skip navigation

PUBLICATIONS

Register for Latest Research

Stay Informed
Register with NCJRS to receive NCJRS's biweekly e-newsletter JUSTINFO and additional periodic emails from NCJRS and the NCJRS federal sponsors that highlight the latest research published or sponsored by the Office of Justice Programs.

NCJRS Abstract

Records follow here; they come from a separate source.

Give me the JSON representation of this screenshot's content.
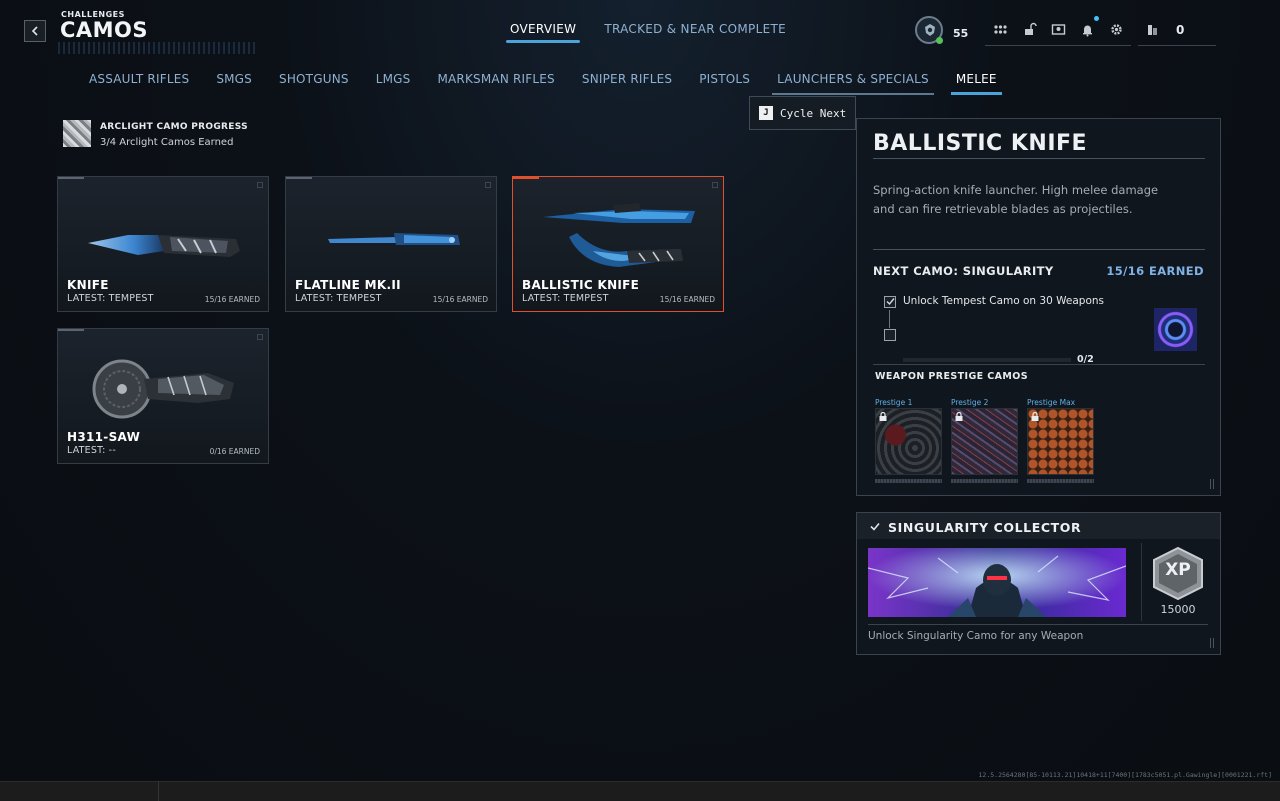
{
  "header": {
    "breadcrumb": "CHALLENGES",
    "title": "CAMOS",
    "tabs": [
      {
        "label": "OVERVIEW",
        "active": true
      },
      {
        "label": "TRACKED & NEAR COMPLETE",
        "active": false
      }
    ],
    "level": "55",
    "currency_count": "0",
    "icons": [
      "rank-emblem-icon",
      "grid-menu-icon",
      "unlock-icon",
      "profile-card-icon",
      "notification-bell-icon",
      "settings-gear-icon",
      "cod-points-icon"
    ]
  },
  "categories": [
    {
      "label": "ASSAULT RIFLES"
    },
    {
      "label": "SMGS"
    },
    {
      "label": "SHOTGUNS"
    },
    {
      "label": "LMGS"
    },
    {
      "label": "MARKSMAN RIFLES"
    },
    {
      "label": "SNIPER RIFLES"
    },
    {
      "label": "PISTOLS"
    },
    {
      "label": "LAUNCHERS & SPECIALS"
    },
    {
      "label": "MELEE",
      "active": true
    }
  ],
  "cycle_tip": {
    "key": "J",
    "label": "Cycle Next"
  },
  "arclight": {
    "title": "ARCLIGHT CAMO PROGRESS",
    "subtitle": "3/4 Arclight Camos Earned"
  },
  "weapons": [
    {
      "name": "KNIFE",
      "latest": "LATEST: TEMPEST",
      "earned": "15/16 EARNED"
    },
    {
      "name": "FLATLINE MK.II",
      "latest": "LATEST: TEMPEST",
      "earned": "15/16 EARNED"
    },
    {
      "name": "BALLISTIC KNIFE",
      "latest": "LATEST: TEMPEST",
      "earned": "15/16 EARNED",
      "selected": true
    },
    {
      "name": "H311-SAW",
      "latest": "LATEST: --",
      "earned": "0/16 EARNED"
    }
  ],
  "detail": {
    "title": "BALLISTIC KNIFE",
    "description": "Spring-action knife launcher. High melee damage and can fire retrievable blades as projectiles.",
    "next_camo": "NEXT CAMO: SINGULARITY",
    "next_earned": "15/16 EARNED",
    "task": "Unlock Tempest Camo on 30 Weapons",
    "task_progress_text": "0/2",
    "task_progress": 0,
    "prestige_header": "WEAPON PRESTIGE CAMOS",
    "prestige": [
      {
        "label": "Prestige 1"
      },
      {
        "label": "Prestige 2"
      },
      {
        "label": "Prestige Max"
      }
    ]
  },
  "collector": {
    "title": "SINGULARITY COLLECTOR",
    "xp_label": "XP",
    "xp_amount": "15000",
    "description": "Unlock Singularity Camo for any Weapon"
  },
  "build_info": "12.5.2564280[85-10113.21]10418+11[7400][1783c5051.pl.Gawingle][0001221.rft]",
  "colors": {
    "accent": "#4ca3d8",
    "selected": "#e0502c",
    "earned": "#7fb3e6",
    "prestige_label": "#5fb0e8"
  }
}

The document referenced below is part of the NCJRS Virtual Library collection. To conduct further searches of the collection, visit the Virtual Library. See the Obtain Documents page for direction on how to access resources online, via mail, through interlibrary loans, or in a local library.

 

NCJ Number: 118669 Find in a Library
Title: Crack: The Scourge of the Ghettoes
Journal: Police  Volume:21  Issue:8  Dated:(April-May 1989)  Pages:28-31
Author(s): J S Farrell
Date Published: 1989
Page Count: 4
Type: Issue Overview
Format: Article
Language: English
Country: United Kingdom
Annotation: The effects of Crack, an inexpensive derivative of cocaine, are examined, and statistics on Crack use in Dade County, Fla., are provided.
Abstract: As recently as mid-1985, Crack was not in the working vocabulary of most U.S. police agencies. The Drug Enforcement Administration states that Crack literally exploded on the drug scene in 1986 and was available in 28 States and the District of Columbia. By 1987, 48 States reported Crack sales. The process used to make Crack is simple. Cocaine hydrochloride (white powder) is mixed with baking soda and water in a solution and heated. It is then dried into pieces or rocks; this rock is not water soluble but, when heated or burned, volatilizes into a gas of cocaine that can be inhaled. Crack is smoked not sniffed and goes directly to the brain through the capacity of the lungs. Drug researchers indicate that cocaine disrupts the brain's electrical activity and depletes the central nervous system of energy resources. Psychological effects of Crack include depression, increased irritability, paranoia, and the intense need for more Crack. Because of the wide availability of cocaine powder and the simplicity of making Crack, an extensive cottage industry has evolved. The low unit price for Crack has helped turn on blue collar workers and the poor to cocaine. In early 1986, Dade County felt the exponential effects of smoking cocaine, with dramatic increases in street robberies and burglaries. As of 1988, approximately 80 percent of career criminals in the county are known to be substance abusers, with Crack apparently the overwhelming drug of choice. Approximately 85 to 90 percent of all drug cases examined by the Dade Crime Lab involve Crack. Throughout the U.S., police officers must be aware of the possibility of sudden death associated with cocaine psychosis. Government agencies must address the provision of adequate health care, especially to poor, inner city residents who are at most risk of Crack use.
Main Term(s): Crack
Index Term(s): Drug effects; Drug manufacturing; Florida
To cite this abstract, use the following link:
http://www.ncjrs.gov/App/publications/abstract.aspx?ID=118669

*A link to the full-text document is provided whenever possible. For documents not available online, a link to the publisher's website is provided. Tell us how you use the NCJRS Library and Abstracts Database - send us your feedback.